Korea became one of the most exuberant and productive centers in the world art scene.
A number of artists actively participate in the well-known international art fairs and many Korean cities host world-wide art biennales.
Artfacts.net, an international online museum guide, announced top 1,000 ratings of the most influential artists living or dead, five Korean women artists are included; Sooja Kim,Lee Bul, Jeong-a Koo, Haegue Yang, and Nikki Lee. While Sooja Kim and Lee Bul took their themes from Korean women’s culture for their early works, Jeong-a Koo, Haegue Yang and Nikki Lee, who started out later, have shown somewhat different ways of expression and themes.
Working at France, Jeong-a Koo is well known for her new media and installation pieces.
In her most well-known exhibition <Espace 315> of Centre Pompidou, the whole space is filled with geometric structures scattered on a huge space, suggesting connection to minimalism. However, she tackles some unexpected subject matters, such as a heap of sugar cubes. By repetitively displaying or accumulating small and trivial items, Koo’s works are opposed to the gigantism of minimalism in 1960s.

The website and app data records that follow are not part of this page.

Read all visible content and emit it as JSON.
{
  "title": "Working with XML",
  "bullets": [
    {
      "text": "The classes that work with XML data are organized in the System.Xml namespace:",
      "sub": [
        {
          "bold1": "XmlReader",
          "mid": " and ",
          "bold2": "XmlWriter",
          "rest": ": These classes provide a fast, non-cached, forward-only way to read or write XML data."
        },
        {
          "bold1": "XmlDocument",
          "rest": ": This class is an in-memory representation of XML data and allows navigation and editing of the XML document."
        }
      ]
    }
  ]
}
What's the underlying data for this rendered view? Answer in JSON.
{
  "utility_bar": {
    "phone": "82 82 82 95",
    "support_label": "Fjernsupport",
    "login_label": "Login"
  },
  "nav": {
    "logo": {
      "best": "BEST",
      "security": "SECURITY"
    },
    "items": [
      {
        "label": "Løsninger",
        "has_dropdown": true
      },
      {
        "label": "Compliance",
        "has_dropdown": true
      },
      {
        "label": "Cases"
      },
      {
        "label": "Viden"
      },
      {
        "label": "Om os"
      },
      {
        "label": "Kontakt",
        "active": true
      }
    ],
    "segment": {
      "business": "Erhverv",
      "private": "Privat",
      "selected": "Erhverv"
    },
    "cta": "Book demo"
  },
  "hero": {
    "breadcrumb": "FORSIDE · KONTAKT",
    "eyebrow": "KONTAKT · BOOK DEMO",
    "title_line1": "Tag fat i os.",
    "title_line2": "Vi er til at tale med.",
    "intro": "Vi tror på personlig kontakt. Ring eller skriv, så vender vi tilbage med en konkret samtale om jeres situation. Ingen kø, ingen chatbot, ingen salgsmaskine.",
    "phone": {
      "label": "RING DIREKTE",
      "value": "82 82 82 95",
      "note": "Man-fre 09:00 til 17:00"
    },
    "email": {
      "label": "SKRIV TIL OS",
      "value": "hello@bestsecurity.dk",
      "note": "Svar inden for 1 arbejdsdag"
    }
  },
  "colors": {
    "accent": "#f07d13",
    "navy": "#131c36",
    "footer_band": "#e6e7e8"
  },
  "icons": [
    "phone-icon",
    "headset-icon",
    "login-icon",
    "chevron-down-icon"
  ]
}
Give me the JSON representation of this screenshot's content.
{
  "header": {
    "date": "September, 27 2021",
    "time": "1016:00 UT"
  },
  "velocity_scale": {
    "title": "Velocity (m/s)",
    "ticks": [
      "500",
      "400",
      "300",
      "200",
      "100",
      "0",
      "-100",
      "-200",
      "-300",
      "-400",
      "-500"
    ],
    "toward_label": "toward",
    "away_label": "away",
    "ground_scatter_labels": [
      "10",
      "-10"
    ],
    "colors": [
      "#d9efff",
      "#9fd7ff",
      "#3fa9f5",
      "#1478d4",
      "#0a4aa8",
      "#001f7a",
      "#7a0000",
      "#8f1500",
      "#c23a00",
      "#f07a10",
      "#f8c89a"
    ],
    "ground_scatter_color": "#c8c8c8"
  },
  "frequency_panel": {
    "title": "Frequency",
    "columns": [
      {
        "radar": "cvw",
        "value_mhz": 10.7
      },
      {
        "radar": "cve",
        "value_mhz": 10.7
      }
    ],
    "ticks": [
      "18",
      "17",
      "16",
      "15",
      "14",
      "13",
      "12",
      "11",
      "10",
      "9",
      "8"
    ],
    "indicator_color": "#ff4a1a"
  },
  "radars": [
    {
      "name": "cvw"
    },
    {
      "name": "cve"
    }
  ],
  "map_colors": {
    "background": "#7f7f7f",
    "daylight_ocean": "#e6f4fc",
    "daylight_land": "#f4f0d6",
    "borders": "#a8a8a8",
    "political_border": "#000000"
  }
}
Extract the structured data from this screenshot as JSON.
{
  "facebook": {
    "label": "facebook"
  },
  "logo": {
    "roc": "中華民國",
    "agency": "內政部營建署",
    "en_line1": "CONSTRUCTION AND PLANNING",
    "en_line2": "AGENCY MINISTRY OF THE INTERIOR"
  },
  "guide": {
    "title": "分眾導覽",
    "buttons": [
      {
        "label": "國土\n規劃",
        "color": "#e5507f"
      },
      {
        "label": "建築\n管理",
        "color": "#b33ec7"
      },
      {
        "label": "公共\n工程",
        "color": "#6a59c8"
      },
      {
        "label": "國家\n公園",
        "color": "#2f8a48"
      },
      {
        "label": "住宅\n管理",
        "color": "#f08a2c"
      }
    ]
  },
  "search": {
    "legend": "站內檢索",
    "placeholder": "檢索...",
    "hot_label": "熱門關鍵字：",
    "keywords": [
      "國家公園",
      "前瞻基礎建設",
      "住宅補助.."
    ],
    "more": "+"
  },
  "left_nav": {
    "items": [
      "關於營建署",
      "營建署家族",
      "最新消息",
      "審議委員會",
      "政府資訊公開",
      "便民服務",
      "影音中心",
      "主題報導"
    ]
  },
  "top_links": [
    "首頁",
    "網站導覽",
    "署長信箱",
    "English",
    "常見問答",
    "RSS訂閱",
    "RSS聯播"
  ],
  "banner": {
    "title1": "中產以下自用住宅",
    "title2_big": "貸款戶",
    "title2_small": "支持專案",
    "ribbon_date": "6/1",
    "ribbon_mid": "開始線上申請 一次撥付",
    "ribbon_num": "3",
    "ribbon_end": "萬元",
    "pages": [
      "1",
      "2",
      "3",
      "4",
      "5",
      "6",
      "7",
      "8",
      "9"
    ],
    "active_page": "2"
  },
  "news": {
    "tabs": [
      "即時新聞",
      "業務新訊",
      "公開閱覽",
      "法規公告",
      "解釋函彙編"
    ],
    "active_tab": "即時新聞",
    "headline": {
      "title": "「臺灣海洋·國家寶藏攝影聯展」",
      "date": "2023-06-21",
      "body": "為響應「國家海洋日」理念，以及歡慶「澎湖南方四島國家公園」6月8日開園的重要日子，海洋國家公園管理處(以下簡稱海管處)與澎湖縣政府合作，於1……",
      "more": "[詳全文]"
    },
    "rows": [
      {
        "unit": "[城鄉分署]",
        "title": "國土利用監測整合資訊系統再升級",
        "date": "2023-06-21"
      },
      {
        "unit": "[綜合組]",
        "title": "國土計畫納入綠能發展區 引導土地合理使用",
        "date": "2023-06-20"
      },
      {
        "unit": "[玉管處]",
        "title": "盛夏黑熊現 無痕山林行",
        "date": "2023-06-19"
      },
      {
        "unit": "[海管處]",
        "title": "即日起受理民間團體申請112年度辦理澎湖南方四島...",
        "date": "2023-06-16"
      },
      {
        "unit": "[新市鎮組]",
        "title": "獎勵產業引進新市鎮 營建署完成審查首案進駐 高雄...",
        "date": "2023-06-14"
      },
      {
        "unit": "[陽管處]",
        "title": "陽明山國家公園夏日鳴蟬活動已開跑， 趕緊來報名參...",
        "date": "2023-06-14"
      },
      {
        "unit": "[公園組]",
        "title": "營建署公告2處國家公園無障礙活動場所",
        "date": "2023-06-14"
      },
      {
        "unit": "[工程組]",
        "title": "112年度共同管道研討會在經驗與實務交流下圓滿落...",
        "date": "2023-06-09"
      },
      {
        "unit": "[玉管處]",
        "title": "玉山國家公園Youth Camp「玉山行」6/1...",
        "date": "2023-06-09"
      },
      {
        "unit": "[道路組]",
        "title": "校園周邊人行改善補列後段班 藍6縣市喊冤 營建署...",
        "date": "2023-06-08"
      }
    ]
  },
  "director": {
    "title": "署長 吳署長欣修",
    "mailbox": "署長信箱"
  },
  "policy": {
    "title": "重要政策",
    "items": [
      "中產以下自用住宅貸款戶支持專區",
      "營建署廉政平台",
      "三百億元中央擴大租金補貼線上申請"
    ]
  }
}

Haegue Yang deals domestic utilities that stimulate the senses such as perfume injector,thermal heater, light bulbs, electric fan, air conditioner and humidifier. ‘Space’ is the biggest concern to her, and ‘blind’ becomes the most important subject matter. The artist said that she explores the relationship between space and people through the changeable boundary.
Nikki Lee works on the variability and meaninglessness of social boundaries ― groups,races, nation, sex, culture ― by pretending to change into members of various different groups. Her works have a deconstructive nature because she chooses visible characteristics in positing a group and rejects a one-sided relationship between the whole and the parts.
As the true nature of identity is ambiguous, a few apparent characteristics or socially recognized features are changeable and open.
To discuss these women artists, Homi Bhabha's theory on mimicry, hybridity, and ambivalence is helpful. Bhabha considered the phenomenons of ambivalence and hybridity generated by the activities in the colonies to be the origins of significance, and thought that cultural negotiation, not the power of absolute or unilateral authority, was the result of desires and natural practices. According to Bhabha, art in Asia, including Korea, is always ambivalent, and it continuously breaks up among the appearances of authoritative Western art, repetition and fragments as difference. The structural contradiction of theories developed in the West and signs sometimes enervates the existence of signs that present 'Korean' images or even uproot their basis.
For example, Haegue Yang’s <Yearning Melancholy Red>, Western critics often mentioned the understanding of senses and space, or related it to the Abstract Expressionism or Op art.
However, there is ‘ambiguity’, which innately involves invalidation of boundaries that can't be easily defined under the Western perspectives. Through the screen(bal) that integrates as well as divides space and paper that blocks and passes light, winds, air and sounds, Koreans have experienced the trans-boundary condition that is open to external factors.
There is an ambi-existing quality in Korean culture, which is distinguished from the ambivalence of the West. While the ambivalence signifies the coexistence of different things under the premise of contradiction, Korean ambi-existing quality refers to the duplicity of tolerance that enables the coexistence of contrary things without contradiction.
Contemporary Korean artists exercise trans-boundariness that can transcend the epistemological premise of the West on ‘undefinable’ categories, and achieve positive simultaneity of elements that look contradictory to one another through hybridity. As a traditional Korean house does, Korean culture doubts the existence of clear boundaries,categories and division between things external and oneself. Stimulation from outside always exists, and it ceaselessly comes inside and out. Works of Jeong-a Koo, Haegue Yang and Nikki Lee all attempted to transgress the boundary. They created works that transgressed categorization and boundaries through different experiences that enabled them to break away from the framework of Western epistemology, and the evaluation of their works should be delivered through non-Western criticism and writing.